Duodenoscopes feature an elevator mechanism and long flexible tubes that make them particularly difficult to clean and disinfect after use. Numerous infection outbreaks have been traced back to reprocessed duodenoscopes that were still harboring infectious organisms, trapped in broken parts, on the distal ends, or protected by biofilm.
Duodenoscopes in the DHLD group were manually cleaned and then went through two cycles in an automated endoscope reprocessor (AER). Duodenoscopes in the LCS group were similarly cleaned prior to the sterilization.
Of the 453 surveillance cultures from the duodenoscopes that underwent DHLD, 1.8 percent were positive for organisms after reprocessing. The LCS group—425 cultures—saw a positive culture rate of 2.1 percent. Only two cultures in each of the groups were “high concern” organisms.
There were no positive cultures for multidrug-resistant organisms in the study. Since MDROs are increasingly difficult to treat, protecting against device-related infection of resistant organisms is of high concern. There were no known transmission of organisms to patients during the study period.
Gromski concluded that the two methods were equal in effectiveness in reprocessing duodenoscopes. Both systems could be easily implemented, Gromski said. In the study, the average reprocessing time for duodenoscopes when practicing DHLD was 98 minutes, verses 55 minutes for LCS.
Gromski’s research also found the recurring costs (not including capital costs) under each method to be similar: $10.30 per duodenoscope when performing DHLD and $8 per duodenoscope when using LCS during reprocessing, according to preliminary analysis of unpublished data.
One important factor when it comes to costs, Gromski said, is that Indiana University Health is a high-volume center for ERCPs. More than 27,000 procedures are performed there annually. Research shows that procedural volume can impact on physicians' success rate in ERCP procedures, as the procedures are highly complex. Similarly, Gromski said, so is the reprocessing protocol for duodenoscopes.
The reprocessing procedures for duodenoscopes are long and complicated, and without regular practice, those tasked with reprocessing them may fall out of regular practice, impacting the effectiveness. The opposite may also be true in high-volume centers, where the demand for a fast turnaround time between procedures may put intense pressure on cleaning staff to move through reprocessing procedures with an eye on efficiency.
In August 2019, the New York Times published a story on the infection risks associated with reprocessed duodenoscopes used during ERCP procedures. This article was closely followed by an op-ed in the same newspaper, written by several ERCP specialists, that outlined the benefits of an ERCP. The benefits to having the procedure far outweigh any potential infectious risks, the doctors wrote.
The debate around potential infections caused by contaminated duodenoscopes stretches back to 2013, when the Centers for Disease Control and Prevention first alerted the U.S. Food and Drug Administration to the potential for device-related cross contamination from these flexible endoscopes.
For years, the agency has been searching for ways to make these vital, life-saving procedures even safer for patients.

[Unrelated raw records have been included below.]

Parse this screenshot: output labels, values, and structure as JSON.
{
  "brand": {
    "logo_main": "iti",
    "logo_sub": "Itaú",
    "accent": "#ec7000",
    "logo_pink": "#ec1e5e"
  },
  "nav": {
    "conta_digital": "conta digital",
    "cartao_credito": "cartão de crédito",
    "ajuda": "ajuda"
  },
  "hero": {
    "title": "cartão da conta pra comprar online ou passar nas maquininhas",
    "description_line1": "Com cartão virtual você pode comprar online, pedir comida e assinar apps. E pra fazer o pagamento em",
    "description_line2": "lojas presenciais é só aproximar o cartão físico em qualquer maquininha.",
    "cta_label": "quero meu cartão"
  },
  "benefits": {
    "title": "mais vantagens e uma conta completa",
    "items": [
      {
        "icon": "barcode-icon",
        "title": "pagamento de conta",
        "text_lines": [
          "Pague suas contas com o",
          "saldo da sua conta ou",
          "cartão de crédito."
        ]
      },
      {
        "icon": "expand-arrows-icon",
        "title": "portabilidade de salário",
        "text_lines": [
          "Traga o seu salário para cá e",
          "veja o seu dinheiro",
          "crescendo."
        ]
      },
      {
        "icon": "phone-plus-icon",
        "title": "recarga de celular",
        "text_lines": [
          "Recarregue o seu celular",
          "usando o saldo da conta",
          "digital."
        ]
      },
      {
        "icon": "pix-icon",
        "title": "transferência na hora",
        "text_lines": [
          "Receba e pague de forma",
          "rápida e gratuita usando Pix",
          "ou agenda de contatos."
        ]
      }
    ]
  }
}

Potential solutions that have been discussed by the agency include making certain parts of a duodenoscope disposable.
As a matter of protocol, Gromski said, he and other physicians walk through the risks of the ERCP procedure, which includes potential risk of infection. Over the years, the medical center has made numerous changes to internal reprocessing and infection control protocols to try and minimize the risk of infection transmission.
As a medical center with the largest volume of ERCP procedures nationwide, Gromski said it was important for Indiana University to conduct this research and attempt to lead the way in mitigating some of the risks posed by duodenoscopes.
“We view it as our obligation to do the best we can,” Gromski said.